On its website, the SNPC has done a decent job of listing the participating athletes in this year’s London Paralympics, as well as the publication of their corresponding competition dates and timings; nevertheless, more can be done to go beyond mere descriptions. For a start, it would be great to read more about their backgrounds, motivations, and aspirations et cetera, through brief biographies, and – by leveraging on social media platforms – through video features, as well as individual interviews. Interactive elements on the website would allow Singaporeans to pen well-wishes and messages to the competing athletes. Education institutions and students can be involved in this manner. For instance, British public-service television broadcaster Channel 4 has done a tremendous task of producing wonderful clips on YouTube, with a specific emphasis on the sportspersons and their respective triumphs.

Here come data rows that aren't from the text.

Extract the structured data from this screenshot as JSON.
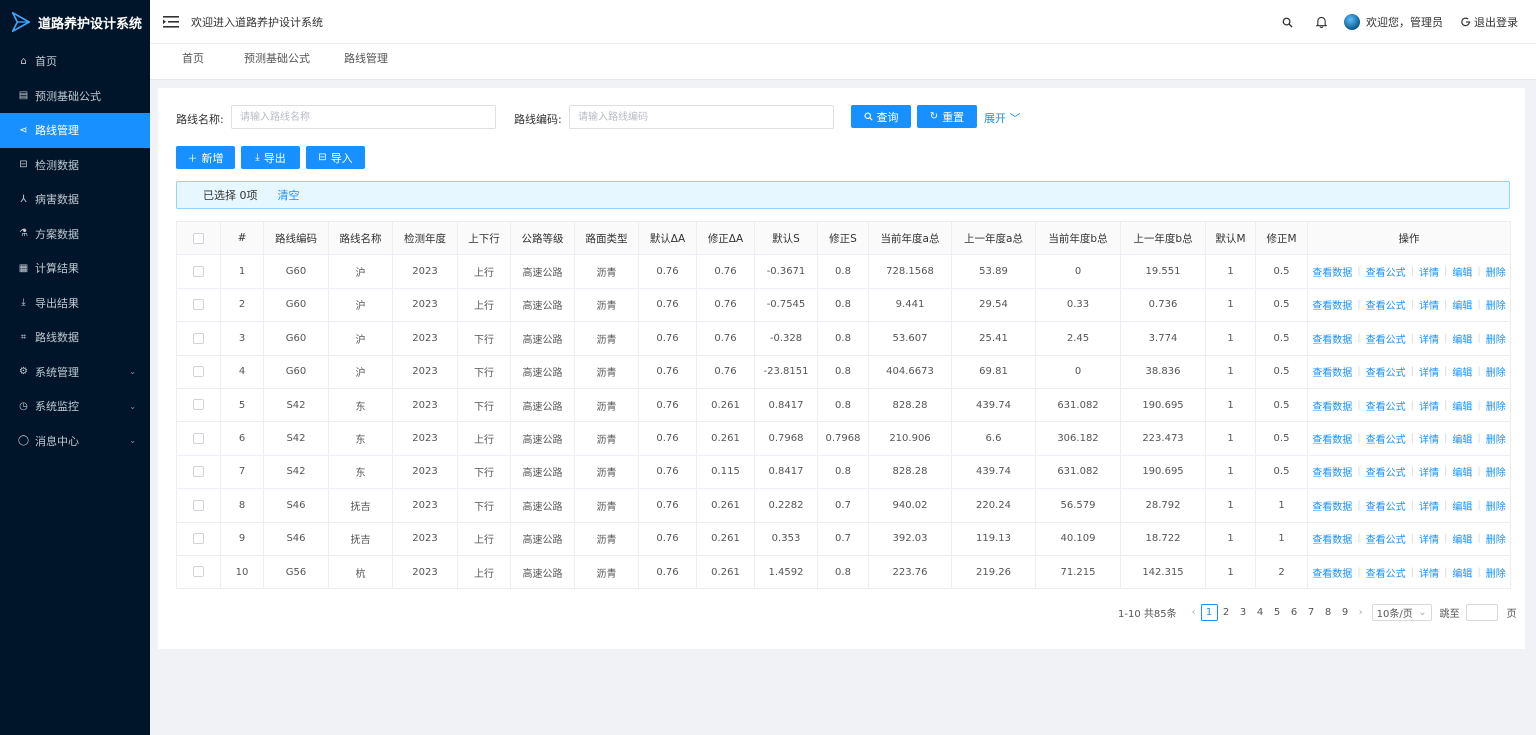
{
  "app": {
    "title": "道路养护设计系统"
  },
  "sidebar": {
    "items": [
      {
        "label": "首页",
        "icon": "home-icon",
        "glyph": "⌂",
        "active": false,
        "caret": false
      },
      {
        "label": "预测基础公式",
        "icon": "table-icon",
        "glyph": "▤",
        "active": false,
        "caret": false
      },
      {
        "label": "路线管理",
        "icon": "share-icon",
        "glyph": "⋖",
        "active": true,
        "caret": false
      },
      {
        "label": "检测数据",
        "icon": "car-icon",
        "glyph": "⊟",
        "active": false,
        "caret": false
      },
      {
        "label": "病害数据",
        "icon": "graph-icon",
        "glyph": "⅄",
        "active": false,
        "caret": false
      },
      {
        "label": "方案数据",
        "icon": "flask-icon",
        "glyph": "⚗",
        "active": false,
        "caret": false
      },
      {
        "label": "计算结果",
        "icon": "calculator-icon",
        "glyph": "▦",
        "active": false,
        "caret": false
      },
      {
        "label": "导出结果",
        "icon": "download-icon",
        "glyph": "⤓",
        "active": false,
        "caret": false
      },
      {
        "label": "路线数据",
        "icon": "route-icon",
        "glyph": "⌗",
        "active": false,
        "caret": false
      },
      {
        "label": "系统管理",
        "icon": "gear-icon",
        "glyph": "⚙",
        "active": false,
        "caret": true
      },
      {
        "label": "系统监控",
        "icon": "monitor-icon",
        "glyph": "◷",
        "active": false,
        "caret": true
      },
      {
        "label": "消息中心",
        "icon": "message-icon",
        "glyph": "◯",
        "active": false,
        "caret": true
      }
    ]
  },
  "header": {
    "welcome": "欢迎进入道路养护设计系统",
    "user_greeting": "欢迎您，管理员",
    "logout": "退出登录"
  },
  "tabs": [
    {
      "label": "首页",
      "active": false
    },
    {
      "label": "预测基础公式",
      "active": false
    },
    {
      "label": "路线管理",
      "active": true
    }
  ],
  "search": {
    "name_label": "路线名称:",
    "name_placeholder": "请输入路线名称",
    "code_label": "路线编码:",
    "code_placeholder": "请输入路线编码",
    "query_button": "查询",
    "reset_button": "重置",
    "expand": "展开"
  },
  "toolbar": {
    "add": "新增",
    "export": "导出",
    "import": "导入"
  },
  "selection": {
    "text": "已选择 0项",
    "clear": "清空"
  },
  "table": {
    "columns": [
      "#",
      "路线编码",
      "路线名称",
      "检测年度",
      "上下行",
      "公路等级",
      "路面类型",
      "默认ΔA",
      "修正ΔA",
      "默认S",
      "修正S",
      "当前年度a总",
      "上一年度a总",
      "当前年度b总",
      "上一年度b总",
      "默认M",
      "修正M",
      "操作"
    ],
    "actions": [
      "查看数据",
      "查看公式",
      "详情",
      "编辑",
      "删除"
    ],
    "rows": [
      [
        "1",
        "G60",
        "沪",
        "2023",
        "上行",
        "高速公路",
        "沥青",
        "0.76",
        "0.76",
        "-0.3671",
        "0.8",
        "728.1568",
        "53.89",
        "0",
        "19.551",
        "1",
        "0.5"
      ],
      [
        "2",
        "G60",
        "沪",
        "2023",
        "上行",
        "高速公路",
        "沥青",
        "0.76",
        "0.76",
        "-0.7545",
        "0.8",
        "9.441",
        "29.54",
        "0.33",
        "0.736",
        "1",
        "0.5"
      ],
      [
        "3",
        "G60",
        "沪",
        "2023",
        "下行",
        "高速公路",
        "沥青",
        "0.76",
        "0.76",
        "-0.328",
        "0.8",
        "53.607",
        "25.41",
        "2.45",
        "3.774",
        "1",
        "0.5"
      ],
      [
        "4",
        "G60",
        "沪",
        "2023",
        "下行",
        "高速公路",
        "沥青",
        "0.76",
        "0.76",
        "-23.8151",
        "0.8",
        "404.6673",
        "69.81",
        "0",
        "38.836",
        "1",
        "0.5"
      ],
      [
        "5",
        "S42",
        "东",
        "2023",
        "下行",
        "高速公路",
        "沥青",
        "0.76",
        "0.261",
        "0.8417",
        "0.8",
        "828.28",
        "439.74",
        "631.082",
        "190.695",
        "1",
        "0.5"
      ],
      [
        "6",
        "S42",
        "东",
        "2023",
        "上行",
        "高速公路",
        "沥青",
        "0.76",
        "0.261",
        "0.7968",
        "0.7968",
        "210.906",
        "6.6",
        "306.182",
        "223.473",
        "1",
        "0.5"
      ],
      [
        "7",
        "S42",
        "东",
        "2023",
        "下行",
        "高速公路",
        "沥青",
        "0.76",
        "0.115",
        "0.8417",
        "0.8",
        "828.28",
        "439.74",
        "631.082",
        "190.695",
        "1",
        "0.5"
      ],
      [
        "8",
        "S46",
        "抚吉",
        "2023",
        "下行",
        "高速公路",
        "沥青",
        "0.76",
        "0.261",
        "0.2282",
        "0.7",
        "940.02",
        "220.24",
        "56.579",
        "28.792",
        "1",
        "1"
      ],
      [
        "9",
        "S46",
        "抚吉",
        "2023",
        "上行",
        "高速公路",
        "沥青",
        "0.76",
        "0.261",
        "0.353",
        "0.7",
        "392.03",
        "119.13",
        "40.109",
        "18.722",
        "1",
        "1"
      ],
      [
        "10",
        "G56",
        "杭",
        "2023",
        "上行",
        "高速公路",
        "沥青",
        "0.76",
        "0.261",
        "1.4592",
        "0.8",
        "223.76",
        "219.26",
        "71.215",
        "142.315",
        "1",
        "2"
      ]
    ]
  },
  "pagination": {
    "total": "1-10 共85条",
    "pages": [
      "1",
      "2",
      "3",
      "4",
      "5",
      "6",
      "7",
      "8",
      "9"
    ],
    "current": "1",
    "page_size": "10条/页",
    "jump_label": "跳至",
    "page_suffix": "页"
  },
  "colors": {
    "primary": "#1890ff",
    "sidebar_bg": "#001529"
  }
}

More effective media coverage would drum up excitement – and support – for the Paralympics, and allow Singaporeans to gain a deeper comprehension of these sporting representatives. On the newspapers, interviews can be conducted with the Singapore contingent as a lead-up to the event in a week’s time, and articles can be published to highlight unconventional precision sports such as Boccia. On the television, this time round, there should be more coverage of the competition events; the programmes should not be highlights per se, but should also include live feed of Team Singapore in action, as we did when our Olympians were competing a few weeks ago. Our Paralympians have put in the same amount of hard work on the training ground, so why should they deserve anything less?
These national competitors may not crave for such exposure, but I believe it would be difficult to disagree that they deserve their spot in the limelight. More importantly, this increased prominence – as well as their progressive achievements – would make it easier for their juniors and associations to continue flying the flag for Singapore at the Paralympics.